(PROVIDED RECORDS Opens)

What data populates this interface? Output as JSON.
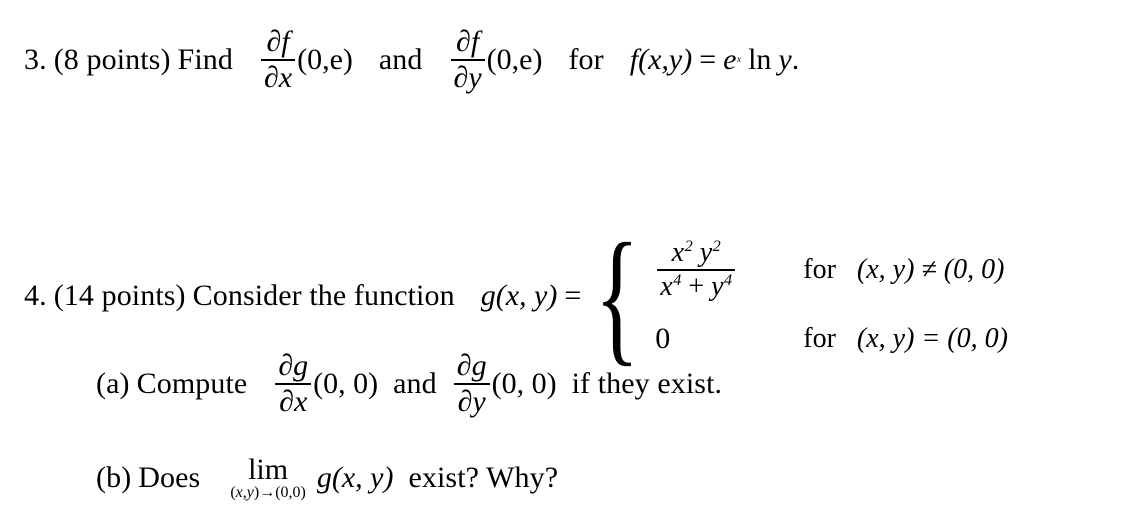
{
  "document": {
    "type": "math-exam-questions",
    "background_color": "#ffffff",
    "text_color": "#000000"
  },
  "questions": [
    {
      "id": "q3",
      "number": "3.",
      "points_label": "(8 points)",
      "verb": "Find",
      "derivative_1": {
        "numerator": "∂f",
        "denominator": "∂x",
        "point": "(0,e)"
      },
      "conjunction": "and",
      "derivative_2": {
        "numerator": "∂f",
        "denominator": "∂y",
        "point": "(0,e)"
      },
      "for_label": "for",
      "function_def": {
        "name": "f",
        "args": "(x,y)",
        "equals": "=",
        "base": "e",
        "exponent": "x",
        "log": "ln",
        "log_arg": "y",
        "period": "."
      }
    },
    {
      "id": "q4",
      "number": "4.",
      "points_label": "(14 points)",
      "verb": "Consider the function",
      "function_name": "g",
      "function_args": "(x, y)",
      "equals": "=",
      "piecewise": {
        "brace": "{",
        "cases": [
          {
            "value_type": "fraction",
            "numerator": "x²y²",
            "numerator_parts": [
              {
                "base": "x",
                "exp": "2"
              },
              {
                "base": "y",
                "exp": "2"
              }
            ],
            "denominator_parts": [
              {
                "base": "x",
                "exp": "4"
              },
              {
                "op": "+"
              },
              {
                "base": "y",
                "exp": "4"
              }
            ],
            "denominator": "x⁴ + y⁴",
            "condition_prefix": "for",
            "condition": "(x, y) ≠ (0, 0)"
          },
          {
            "value_type": "constant",
            "value": "0",
            "condition_prefix": "for",
            "condition": "(x, y) = (0, 0)"
          }
        ]
      },
      "parts": [
        {
          "label": "(a)",
          "verb": "Compute",
          "derivative_1": {
            "numerator": "∂g",
            "denominator": "∂x",
            "point": "(0, 0)"
          },
          "conjunction": "and",
          "derivative_2": {
            "numerator": "∂g",
            "denominator": "∂y",
            "point": "(0, 0)"
          },
          "tail": "if they exist."
        },
        {
          "label": "(b)",
          "verb": "Does",
          "limit": {
            "operator": "lim",
            "subscript_open": "(",
            "subscript_vars": "x,y",
            "subscript_close": ")",
            "arrow": "→",
            "subscript_target": "(0,0)"
          },
          "function_expr": "g(x, y)",
          "tail": "exist? Why?"
        }
      ]
    }
  ]
}
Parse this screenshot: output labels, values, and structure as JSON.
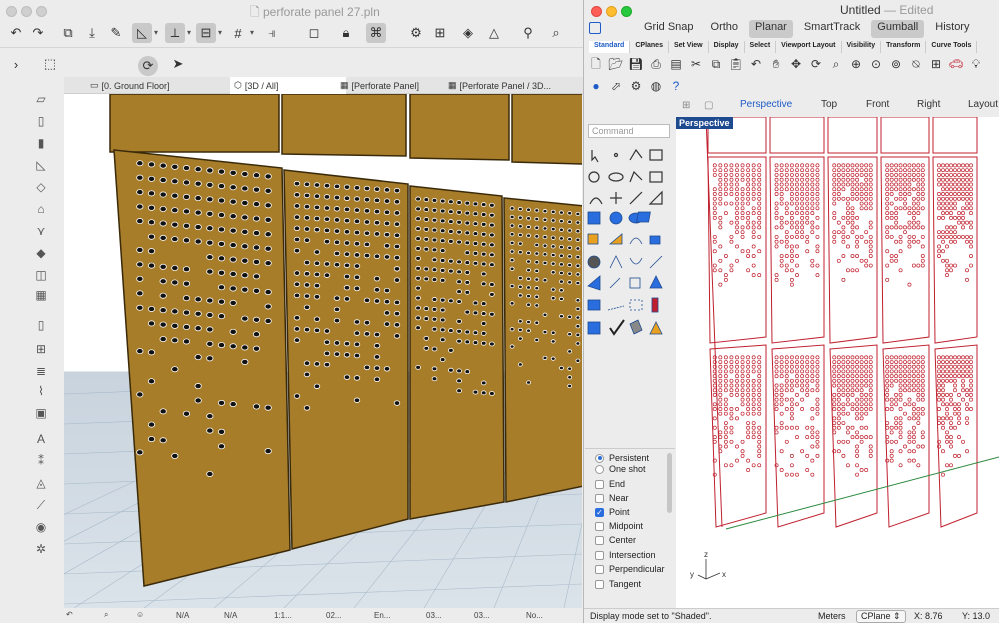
{
  "archicad": {
    "title": "perforate panel 27.pln",
    "tabs": [
      {
        "label": "[0. Ground Floor]",
        "icon": "floorplan-icon"
      },
      {
        "label": "[3D / All]",
        "icon": "cube-icon"
      },
      {
        "label": "[Perforate Panel]",
        "icon": "section-icon"
      },
      {
        "label": "[Perforate Panel / 3D...",
        "icon": "section-icon"
      }
    ],
    "status": {
      "scale": "1:1...",
      "layer": "02...",
      "pen": "En...",
      "set1": "03...",
      "set2": "03...",
      "model": "No...",
      "na1": "N/A",
      "na2": "N/A"
    }
  },
  "rhino": {
    "title": "Untitled",
    "edited": "— Edited",
    "toggles": [
      "Grid Snap",
      "Ortho",
      "Planar",
      "SmartTrack",
      "Gumball",
      "History"
    ],
    "active_toggles": [
      "Planar",
      "Gumball"
    ],
    "toolbar_tabs": [
      "Standard",
      "CPlanes",
      "Set View",
      "Display",
      "Select",
      "Viewport Layout",
      "Visibility",
      "Transform",
      "Curve Tools"
    ],
    "command_placeholder": "Command",
    "viewport_tabs": [
      "Perspective",
      "Top",
      "Front",
      "Right",
      "Layout"
    ],
    "viewport_label": "Perspective",
    "snaps": [
      {
        "label": "Persistent",
        "kind": "radio",
        "on": true
      },
      {
        "label": "One shot",
        "kind": "radio",
        "on": false
      },
      {
        "label": "End",
        "kind": "check",
        "on": false
      },
      {
        "label": "Near",
        "kind": "check",
        "on": false
      },
      {
        "label": "Point",
        "kind": "check",
        "on": true
      },
      {
        "label": "Midpoint",
        "kind": "check",
        "on": false
      },
      {
        "label": "Center",
        "kind": "check",
        "on": false
      },
      {
        "label": "Intersection",
        "kind": "check",
        "on": false
      },
      {
        "label": "Perpendicular",
        "kind": "check",
        "on": false
      },
      {
        "label": "Tangent",
        "kind": "check",
        "on": false
      }
    ],
    "status_message": "Display mode set to \"Shaded\".",
    "units": "Meters",
    "cplane": "CPlane",
    "x_coord": "X: 8.76",
    "y_coord": "Y: 13.0",
    "axis": {
      "x": "x",
      "y": "y",
      "z": "z"
    }
  },
  "colors": {
    "panel": "#a87d2a",
    "panel_edge": "#3a2a0a",
    "wire": "#c0202e",
    "accent": "#1e5bc6"
  }
}
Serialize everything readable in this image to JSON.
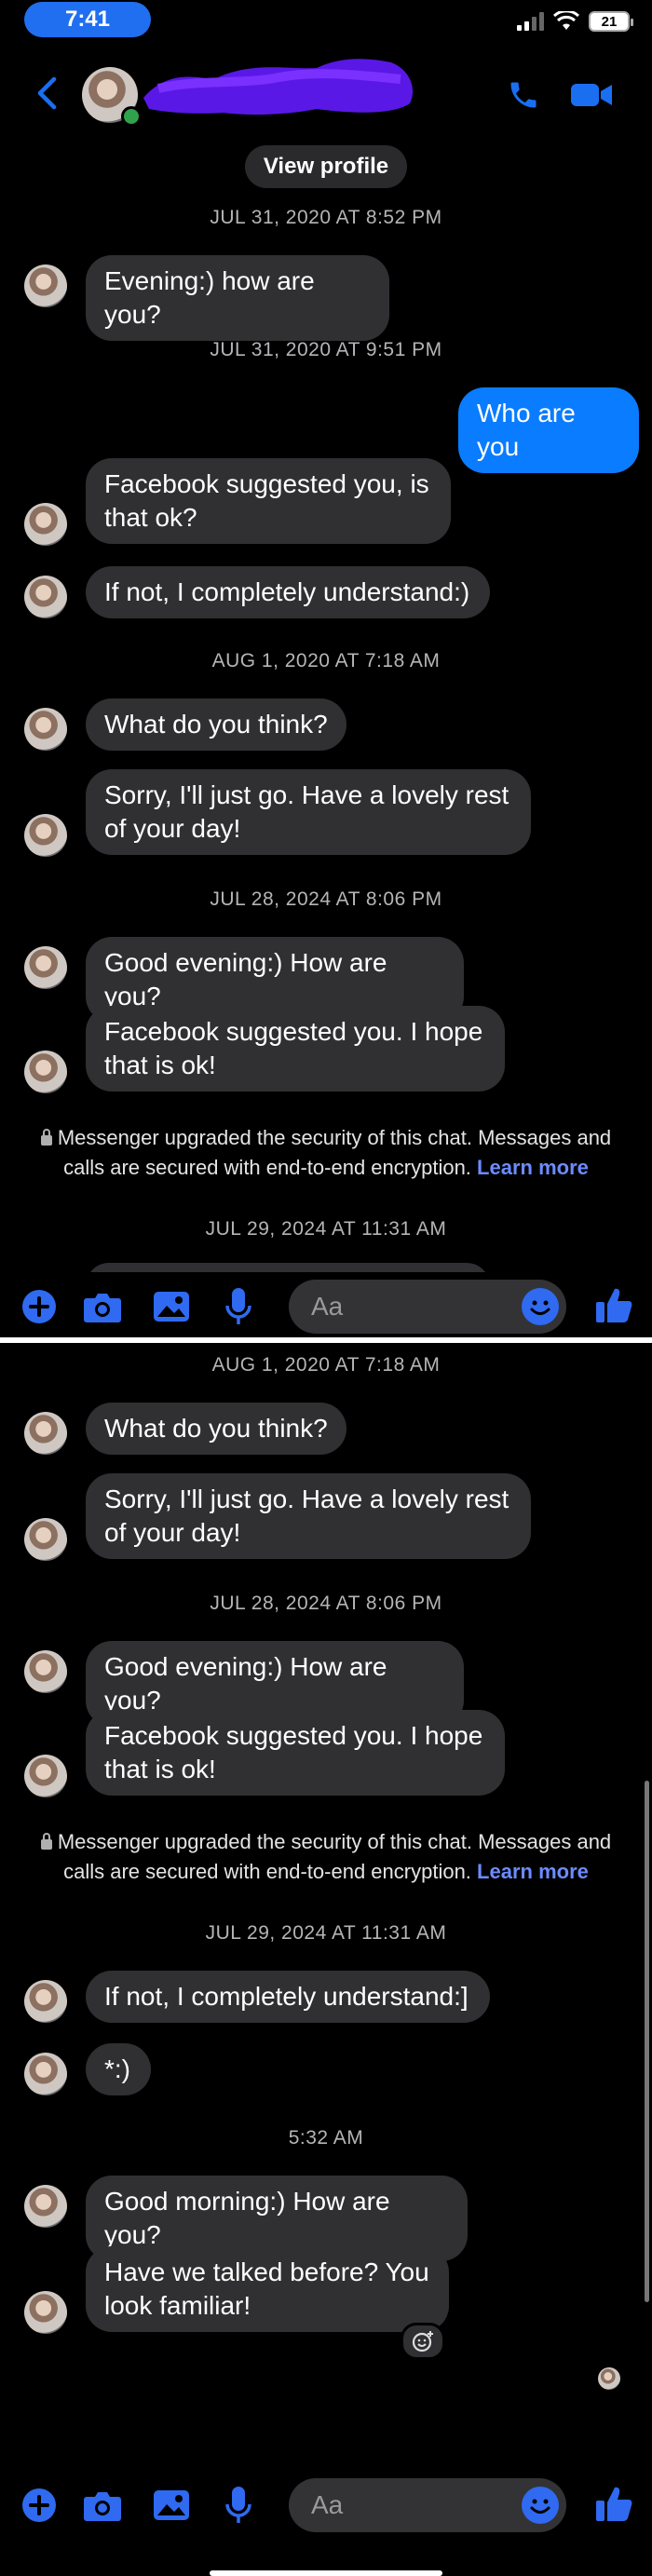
{
  "status": {
    "time": "7:41",
    "battery": "21"
  },
  "header": {
    "view_profile": "View profile"
  },
  "screen1": {
    "timestamps": [
      "JUL 31, 2020 AT 8:52 PM",
      "JUL 31, 2020 AT 9:51 PM",
      "AUG 1, 2020 AT 7:18 AM",
      "JUL 28, 2024 AT 8:06 PM",
      "JUL 29, 2024 AT 11:31 AM"
    ],
    "messages": [
      {
        "text": "Evening:) how are you?",
        "direction": "incoming"
      },
      {
        "text": "Who are you",
        "direction": "outgoing"
      },
      {
        "text": "Facebook suggested you, is that ok?",
        "direction": "incoming"
      },
      {
        "text": "If not, I completely understand:)",
        "direction": "incoming"
      },
      {
        "text": "What do you think?",
        "direction": "incoming"
      },
      {
        "text": "Sorry, I'll just go. Have a lovely rest of your day!",
        "direction": "incoming"
      },
      {
        "text": "Good evening:) How are you?",
        "direction": "incoming"
      },
      {
        "text": "Facebook suggested you. I hope that is ok!",
        "direction": "incoming"
      }
    ],
    "security_note": "Messenger upgraded the security of this chat. Messages and calls are secured with end-to-end encryption.",
    "learn_more": "Learn more"
  },
  "screen2": {
    "timestamps": [
      "AUG 1, 2020 AT 7:18 AM",
      "JUL 28, 2024 AT 8:06 PM",
      "JUL 29, 2024 AT 11:31 AM",
      "5:32 AM"
    ],
    "messages": [
      {
        "text": "What do you think?",
        "direction": "incoming"
      },
      {
        "text": "Sorry, I'll just go. Have a lovely rest of your day!",
        "direction": "incoming"
      },
      {
        "text": "Good evening:) How are you?",
        "direction": "incoming"
      },
      {
        "text": "Facebook suggested you. I hope that is ok!",
        "direction": "incoming"
      },
      {
        "text": "If not, I completely understand:]",
        "direction": "incoming"
      },
      {
        "text": "*:)",
        "direction": "incoming"
      },
      {
        "text": "Good morning:) How are you?",
        "direction": "incoming"
      },
      {
        "text": "Have we talked before? You look familiar!",
        "direction": "incoming"
      }
    ],
    "security_note": "Messenger upgraded the security of this chat. Messages and calls are secured with end-to-end encryption.",
    "learn_more": "Learn more"
  },
  "composer": {
    "placeholder": "Aa"
  },
  "icons": [
    "back-chevron-icon",
    "phone-icon",
    "video-icon",
    "plus-icon",
    "camera-icon",
    "gallery-icon",
    "microphone-icon",
    "emoji-icon",
    "thumbs-up-icon",
    "add-reaction-icon"
  ],
  "colors": {
    "accent": "#0a7cff",
    "incoming_bubble": "#303032",
    "background": "#000000",
    "link": "#6c8cff"
  }
}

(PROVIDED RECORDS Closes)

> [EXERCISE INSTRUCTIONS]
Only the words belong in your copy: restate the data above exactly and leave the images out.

> [ANSWER BELOW]
What data populates this interface? Output as JSON.
{
  "document": {
    "type": "math-exam-questions",
    "background_color": "#ffffff",
    "text_color": "#000000"
  },
  "questions": [
    {
      "id": "q3",
      "number": "3.",
      "points_label": "(8 points)",
      "verb": "Find",
      "derivative_1": {
        "numerator": "∂f",
        "denominator": "∂x",
        "point": "(0,e)"
      },
      "conjunction": "and",
      "derivative_2": {
        "numerator": "∂f",
        "denominator": "∂y",
        "point": "(0,e)"
      },
      "for_label": "for",
      "function_def": {
        "name": "f",
        "args": "(x,y)",
        "equals": "=",
        "base": "e",
        "exponent": "x",
        "log": "ln",
        "log_arg": "y",
        "period": "."
      }
    },
    {
      "id": "q4",
      "number": "4.",
      "points_label": "(14 points)",
      "verb": "Consider the function",
      "function_name": "g",
      "function_args": "(x, y)",
      "equals": "=",
      "piecewise": {
        "brace": "{",
        "cases": [
          {
            "value_type": "fraction",
            "numerator": "x²y²",
            "numerator_parts": [
              {
                "base": "x",
                "exp": "2"
              },
              {
                "base": "y",
                "exp": "2"
              }
            ],
            "denominator_parts": [
              {
                "base": "x",
                "exp": "4"
              },
              {
                "op": "+"
              },
              {
                "base": "y",
                "exp": "4"
              }
            ],
            "denominator": "x⁴ + y⁴",
            "condition_prefix": "for",
            "condition": "(x, y) ≠ (0, 0)"
          },
          {
            "value_type": "constant",
            "value": "0",
            "condition_prefix": "for",
            "condition": "(x, y) = (0, 0)"
          }
        ]
      },
      "parts": [
        {
          "label": "(a)",
          "verb": "Compute",
          "derivative_1": {
            "numerator": "∂g",
            "denominator": "∂x",
            "point": "(0, 0)"
          },
          "conjunction": "and",
          "derivative_2": {
            "numerator": "∂g",
            "denominator": "∂y",
            "point": "(0, 0)"
          },
          "tail": "if they exist."
        },
        {
          "label": "(b)",
          "verb": "Does",
          "limit": {
            "operator": "lim",
            "subscript_open": "(",
            "subscript_vars": "x,y",
            "subscript_close": ")",
            "arrow": "→",
            "subscript_target": "(0,0)"
          },
          "function_expr": "g(x, y)",
          "tail": "exist? Why?"
        }
      ]
    }
  ]
}
Parse this screenshot: output labels, values, and structure as JSON.
{
  "archicad": {
    "title": "perforate panel 27.pln",
    "tabs": [
      {
        "label": "[0. Ground Floor]",
        "icon": "floorplan-icon"
      },
      {
        "label": "[3D / All]",
        "icon": "cube-icon"
      },
      {
        "label": "[Perforate Panel]",
        "icon": "section-icon"
      },
      {
        "label": "[Perforate Panel / 3D...",
        "icon": "section-icon"
      }
    ],
    "status": {
      "scale": "1:1...",
      "layer": "02...",
      "pen": "En...",
      "set1": "03...",
      "set2": "03...",
      "model": "No...",
      "na1": "N/A",
      "na2": "N/A"
    }
  },
  "rhino": {
    "title": "Untitled",
    "edited": "— Edited",
    "toggles": [
      "Grid Snap",
      "Ortho",
      "Planar",
      "SmartTrack",
      "Gumball",
      "History"
    ],
    "active_toggles": [
      "Planar",
      "Gumball"
    ],
    "toolbar_tabs": [
      "Standard",
      "CPlanes",
      "Set View",
      "Display",
      "Select",
      "Viewport Layout",
      "Visibility",
      "Transform",
      "Curve Tools"
    ],
    "command_placeholder": "Command",
    "viewport_tabs": [
      "Perspective",
      "Top",
      "Front",
      "Right",
      "Layout"
    ],
    "viewport_label": "Perspective",
    "snaps": [
      {
        "label": "Persistent",
        "kind": "radio",
        "on": true
      },
      {
        "label": "One shot",
        "kind": "radio",
        "on": false
      },
      {
        "label": "End",
        "kind": "check",
        "on": false
      },
      {
        "label": "Near",
        "kind": "check",
        "on": false
      },
      {
        "label": "Point",
        "kind": "check",
        "on": true
      },
      {
        "label": "Midpoint",
        "kind": "check",
        "on": false
      },
      {
        "label": "Center",
        "kind": "check",
        "on": false
      },
      {
        "label": "Intersection",
        "kind": "check",
        "on": false
      },
      {
        "label": "Perpendicular",
        "kind": "check",
        "on": false
      },
      {
        "label": "Tangent",
        "kind": "check",
        "on": false
      }
    ],
    "status_message": "Display mode set to \"Shaded\".",
    "units": "Meters",
    "cplane": "CPlane",
    "x_coord": "X: 8.76",
    "y_coord": "Y: 13.0",
    "axis": {
      "x": "x",
      "y": "y",
      "z": "z"
    }
  },
  "colors": {
    "panel": "#a87d2a",
    "panel_edge": "#3a2a0a",
    "wire": "#c0202e",
    "accent": "#1e5bc6"
  }
}
Serialize everything readable in this image to JSON.
{
  "status": {
    "time": "7:41",
    "battery": "21"
  },
  "header": {
    "view_profile": "View profile"
  },
  "screen1": {
    "timestamps": [
      "JUL 31, 2020 AT 8:52 PM",
      "JUL 31, 2020 AT 9:51 PM",
      "AUG 1, 2020 AT 7:18 AM",
      "JUL 28, 2024 AT 8:06 PM",
      "JUL 29, 2024 AT 11:31 AM"
    ],
    "messages": [
      {
        "text": "Evening:) how are you?",
        "direction": "incoming"
      },
      {
        "text": "Who are you",
        "direction": "outgoing"
      },
      {
        "text": "Facebook suggested you, is that ok?",
        "direction": "incoming"
      },
      {
        "text": "If not, I completely understand:)",
        "direction": "incoming"
      },
      {
        "text": "What do you think?",
        "direction": "incoming"
      },
      {
        "text": "Sorry, I'll just go. Have a lovely rest of your day!",
        "direction": "incoming"
      },
      {
        "text": "Good evening:) How are you?",
        "direction": "incoming"
      },
      {
        "text": "Facebook suggested you. I hope that is ok!",
        "direction": "incoming"
      }
    ],
    "security_note": "Messenger upgraded the security of this chat. Messages and calls are secured with end-to-end encryption.",
    "learn_more": "Learn more"
  },
  "screen2": {
    "timestamps": [
      "AUG 1, 2020 AT 7:18 AM",
      "JUL 28, 2024 AT 8:06 PM",
      "JUL 29, 2024 AT 11:31 AM",
      "5:32 AM"
    ],
    "messages": [
      {
        "text": "What do you think?",
        "direction": "incoming"
      },
      {
        "text": "Sorry, I'll just go. Have a lovely rest of your day!",
        "direction": "incoming"
      },
      {
        "text": "Good evening:) How are you?",
        "direction": "incoming"
      },
      {
        "text": "Facebook suggested you. I hope that is ok!",
        "direction": "incoming"
      },
      {
        "text": "If not, I completely understand:]",
        "direction": "incoming"
      },
      {
        "text": "*:)",
        "direction": "incoming"
      },
      {
        "text": "Good morning:) How are you?",
        "direction": "incoming"
      },
      {
        "text": "Have we talked before? You look familiar!",
        "direction": "incoming"
      }
    ],
    "security_note": "Messenger upgraded the security of this chat. Messages and calls are secured with end-to-end encryption.",
    "learn_more": "Learn more"
  },
  "composer": {
    "placeholder": "Aa"
  },
  "icons": [
    "back-chevron-icon",
    "phone-icon",
    "video-icon",
    "plus-icon",
    "camera-icon",
    "gallery-icon",
    "microphone-icon",
    "emoji-icon",
    "thumbs-up-icon",
    "add-reaction-icon"
  ],
  "colors": {
    "accent": "#0a7cff",
    "incoming_bubble": "#303032",
    "background": "#000000",
    "link": "#6c8cff"
  }
}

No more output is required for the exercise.